> [The problem]: Without the images, set down each entry exactly.

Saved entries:
------------------------------
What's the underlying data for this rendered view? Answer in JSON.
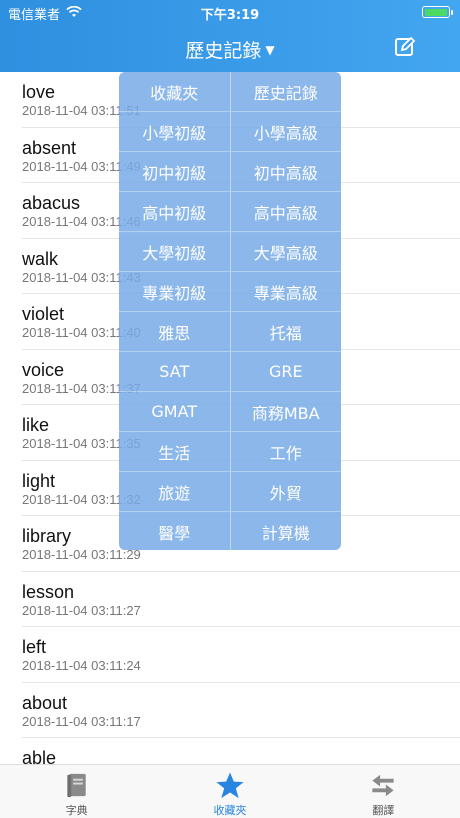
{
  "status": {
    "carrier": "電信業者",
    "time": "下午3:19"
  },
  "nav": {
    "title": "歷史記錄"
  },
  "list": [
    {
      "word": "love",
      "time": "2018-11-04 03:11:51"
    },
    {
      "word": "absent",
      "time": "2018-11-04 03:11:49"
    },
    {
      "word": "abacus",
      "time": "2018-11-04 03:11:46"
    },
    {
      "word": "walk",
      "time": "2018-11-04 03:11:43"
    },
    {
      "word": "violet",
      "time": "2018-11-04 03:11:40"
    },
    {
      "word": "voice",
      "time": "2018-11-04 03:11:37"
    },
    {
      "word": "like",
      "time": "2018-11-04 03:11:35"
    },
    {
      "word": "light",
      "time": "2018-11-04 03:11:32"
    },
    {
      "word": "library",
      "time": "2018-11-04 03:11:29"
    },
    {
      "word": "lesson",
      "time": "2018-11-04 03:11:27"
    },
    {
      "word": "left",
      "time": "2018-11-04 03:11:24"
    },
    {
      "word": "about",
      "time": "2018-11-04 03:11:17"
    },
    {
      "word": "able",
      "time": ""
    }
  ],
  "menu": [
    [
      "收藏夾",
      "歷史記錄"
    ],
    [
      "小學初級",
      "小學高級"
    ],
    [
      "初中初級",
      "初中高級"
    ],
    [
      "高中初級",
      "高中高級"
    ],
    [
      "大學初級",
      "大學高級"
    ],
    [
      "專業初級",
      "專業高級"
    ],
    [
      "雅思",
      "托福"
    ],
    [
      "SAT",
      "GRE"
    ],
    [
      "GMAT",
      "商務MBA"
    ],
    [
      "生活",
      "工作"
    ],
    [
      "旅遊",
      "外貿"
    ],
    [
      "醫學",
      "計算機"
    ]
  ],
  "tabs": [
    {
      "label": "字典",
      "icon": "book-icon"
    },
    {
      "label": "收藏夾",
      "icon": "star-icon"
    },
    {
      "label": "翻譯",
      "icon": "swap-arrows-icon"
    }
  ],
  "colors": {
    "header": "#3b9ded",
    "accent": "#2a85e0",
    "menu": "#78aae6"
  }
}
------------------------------
> [Task response]:
What's the underlying data for this rendered view? Answer in JSON.
{
  "status": {
    "carrier": "電信業者",
    "time": "下午3:19"
  },
  "nav": {
    "title": "歷史記錄"
  },
  "list": [
    {
      "word": "love",
      "time": "2018-11-04 03:11:51"
    },
    {
      "word": "absent",
      "time": "2018-11-04 03:11:49"
    },
    {
      "word": "abacus",
      "time": "2018-11-04 03:11:46"
    },
    {
      "word": "walk",
      "time": "2018-11-04 03:11:43"
    },
    {
      "word": "violet",
      "time": "2018-11-04 03:11:40"
    },
    {
      "word": "voice",
      "time": "2018-11-04 03:11:37"
    },
    {
      "word": "like",
      "time": "2018-11-04 03:11:35"
    },
    {
      "word": "light",
      "time": "2018-11-04 03:11:32"
    },
    {
      "word": "library",
      "time": "2018-11-04 03:11:29"
    },
    {
      "word": "lesson",
      "time": "2018-11-04 03:11:27"
    },
    {
      "word": "left",
      "time": "2018-11-04 03:11:24"
    },
    {
      "word": "about",
      "time": "2018-11-04 03:11:17"
    },
    {
      "word": "able",
      "time": ""
    }
  ],
  "menu": [
    [
      "收藏夾",
      "歷史記錄"
    ],
    [
      "小學初級",
      "小學高級"
    ],
    [
      "初中初級",
      "初中高級"
    ],
    [
      "高中初級",
      "高中高級"
    ],
    [
      "大學初級",
      "大學高級"
    ],
    [
      "專業初級",
      "專業高級"
    ],
    [
      "雅思",
      "托福"
    ],
    [
      "SAT",
      "GRE"
    ],
    [
      "GMAT",
      "商務MBA"
    ],
    [
      "生活",
      "工作"
    ],
    [
      "旅遊",
      "外貿"
    ],
    [
      "醫學",
      "計算機"
    ]
  ],
  "tabs": [
    {
      "label": "字典",
      "icon": "book-icon"
    },
    {
      "label": "收藏夾",
      "icon": "star-icon"
    },
    {
      "label": "翻譯",
      "icon": "swap-arrows-icon"
    }
  ],
  "colors": {
    "header": "#3b9ded",
    "accent": "#2a85e0",
    "menu": "#78aae6"
  }
}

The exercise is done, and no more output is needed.